■ YOUR ASSIGNMENT: Find the lines in the records that carry the word "will". Copy each one.

Dataset rows for apps and sites
BEGIN
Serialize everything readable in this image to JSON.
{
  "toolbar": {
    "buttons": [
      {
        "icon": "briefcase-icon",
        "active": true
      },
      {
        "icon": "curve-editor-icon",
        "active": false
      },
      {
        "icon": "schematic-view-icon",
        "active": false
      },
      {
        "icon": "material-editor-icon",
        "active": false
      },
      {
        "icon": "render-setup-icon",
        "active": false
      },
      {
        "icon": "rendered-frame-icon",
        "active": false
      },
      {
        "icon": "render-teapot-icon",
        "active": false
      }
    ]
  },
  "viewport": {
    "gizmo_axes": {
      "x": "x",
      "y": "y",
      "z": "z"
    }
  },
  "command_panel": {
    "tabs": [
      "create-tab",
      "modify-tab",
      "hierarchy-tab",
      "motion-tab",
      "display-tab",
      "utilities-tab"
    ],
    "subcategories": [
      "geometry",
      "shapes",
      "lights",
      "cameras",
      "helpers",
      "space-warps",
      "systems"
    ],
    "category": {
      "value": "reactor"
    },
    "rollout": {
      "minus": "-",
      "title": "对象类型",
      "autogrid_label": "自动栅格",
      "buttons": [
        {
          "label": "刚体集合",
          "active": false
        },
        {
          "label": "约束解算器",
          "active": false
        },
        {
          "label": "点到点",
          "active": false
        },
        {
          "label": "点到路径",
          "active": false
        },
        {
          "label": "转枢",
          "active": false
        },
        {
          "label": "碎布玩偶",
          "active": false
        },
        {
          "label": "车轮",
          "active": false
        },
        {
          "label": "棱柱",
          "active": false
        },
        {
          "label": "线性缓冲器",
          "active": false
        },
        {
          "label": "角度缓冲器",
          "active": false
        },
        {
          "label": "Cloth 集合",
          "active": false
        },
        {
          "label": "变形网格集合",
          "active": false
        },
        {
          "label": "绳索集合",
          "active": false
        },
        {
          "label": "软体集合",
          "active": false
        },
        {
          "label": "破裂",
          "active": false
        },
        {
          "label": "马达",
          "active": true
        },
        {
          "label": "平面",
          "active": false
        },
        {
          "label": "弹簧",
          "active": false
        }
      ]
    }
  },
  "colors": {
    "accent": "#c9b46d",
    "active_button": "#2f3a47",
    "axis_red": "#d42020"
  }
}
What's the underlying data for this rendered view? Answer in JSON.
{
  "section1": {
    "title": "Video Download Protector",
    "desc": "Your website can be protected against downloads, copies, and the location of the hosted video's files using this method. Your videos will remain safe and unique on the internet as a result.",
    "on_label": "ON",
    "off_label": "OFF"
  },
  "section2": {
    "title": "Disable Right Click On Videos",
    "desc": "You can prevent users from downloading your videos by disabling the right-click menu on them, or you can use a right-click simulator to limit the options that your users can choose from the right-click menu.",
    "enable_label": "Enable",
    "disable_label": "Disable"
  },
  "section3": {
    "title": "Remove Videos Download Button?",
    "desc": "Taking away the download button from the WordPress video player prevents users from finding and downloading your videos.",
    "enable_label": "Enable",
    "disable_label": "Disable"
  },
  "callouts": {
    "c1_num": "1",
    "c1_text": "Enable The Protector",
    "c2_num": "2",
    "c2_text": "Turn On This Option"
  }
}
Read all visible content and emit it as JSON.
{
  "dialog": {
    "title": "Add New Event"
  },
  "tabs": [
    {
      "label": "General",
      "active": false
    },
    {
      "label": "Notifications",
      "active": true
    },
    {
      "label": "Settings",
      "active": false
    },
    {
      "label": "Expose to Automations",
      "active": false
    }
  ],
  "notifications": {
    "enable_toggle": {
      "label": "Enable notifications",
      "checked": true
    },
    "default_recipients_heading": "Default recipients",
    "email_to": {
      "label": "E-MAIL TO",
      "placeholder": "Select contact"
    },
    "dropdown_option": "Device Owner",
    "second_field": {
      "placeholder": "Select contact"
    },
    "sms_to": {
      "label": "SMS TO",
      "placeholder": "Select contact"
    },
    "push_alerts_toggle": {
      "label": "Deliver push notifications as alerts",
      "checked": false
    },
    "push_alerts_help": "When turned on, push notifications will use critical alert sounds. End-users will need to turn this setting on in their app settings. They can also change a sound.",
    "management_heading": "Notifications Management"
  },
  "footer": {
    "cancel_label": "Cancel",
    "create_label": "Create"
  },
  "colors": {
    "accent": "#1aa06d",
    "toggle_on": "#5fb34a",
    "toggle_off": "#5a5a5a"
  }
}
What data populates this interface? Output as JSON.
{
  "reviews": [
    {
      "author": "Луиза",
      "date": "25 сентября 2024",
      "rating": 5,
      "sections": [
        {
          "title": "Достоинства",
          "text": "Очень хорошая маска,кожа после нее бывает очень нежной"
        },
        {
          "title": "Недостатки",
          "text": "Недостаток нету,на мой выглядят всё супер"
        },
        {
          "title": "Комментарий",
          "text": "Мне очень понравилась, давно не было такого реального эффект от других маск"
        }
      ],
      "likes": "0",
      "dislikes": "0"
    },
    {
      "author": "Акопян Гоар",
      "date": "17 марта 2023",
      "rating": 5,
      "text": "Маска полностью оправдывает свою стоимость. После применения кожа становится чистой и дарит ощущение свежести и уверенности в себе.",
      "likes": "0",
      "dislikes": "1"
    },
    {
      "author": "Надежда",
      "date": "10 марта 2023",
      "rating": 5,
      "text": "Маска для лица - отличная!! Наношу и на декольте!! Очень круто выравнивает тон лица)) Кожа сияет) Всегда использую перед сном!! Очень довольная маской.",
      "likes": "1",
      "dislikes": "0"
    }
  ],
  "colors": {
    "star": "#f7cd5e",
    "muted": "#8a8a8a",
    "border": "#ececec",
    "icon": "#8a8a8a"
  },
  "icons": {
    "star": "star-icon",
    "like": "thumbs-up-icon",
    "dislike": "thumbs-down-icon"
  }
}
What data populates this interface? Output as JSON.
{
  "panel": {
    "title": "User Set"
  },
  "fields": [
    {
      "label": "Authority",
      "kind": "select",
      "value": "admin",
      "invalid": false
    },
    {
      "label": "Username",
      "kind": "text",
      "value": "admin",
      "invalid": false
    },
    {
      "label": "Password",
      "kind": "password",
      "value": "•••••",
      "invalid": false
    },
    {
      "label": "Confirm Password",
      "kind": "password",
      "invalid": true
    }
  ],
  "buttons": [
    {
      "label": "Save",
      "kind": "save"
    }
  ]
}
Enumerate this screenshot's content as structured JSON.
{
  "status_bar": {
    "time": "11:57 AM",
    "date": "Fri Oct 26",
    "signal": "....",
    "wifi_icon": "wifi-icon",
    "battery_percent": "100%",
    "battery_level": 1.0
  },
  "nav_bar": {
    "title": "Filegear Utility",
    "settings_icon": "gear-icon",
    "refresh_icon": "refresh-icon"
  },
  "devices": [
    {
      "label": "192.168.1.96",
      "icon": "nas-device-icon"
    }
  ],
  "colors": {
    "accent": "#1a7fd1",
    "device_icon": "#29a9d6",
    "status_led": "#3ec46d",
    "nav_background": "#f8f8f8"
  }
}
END
■ PROBLEM SOLUTION:
    "desc": "Your website can be protected against downloads, copies, and the location of the hosted video's files using this method. Your videos will remain safe and unique on the internet as a result.",
    "push_alerts_help": "When turned on, push notifications will use critical alert sounds. End-users will need to turn this setting on in their app settings. They can also change a sound.",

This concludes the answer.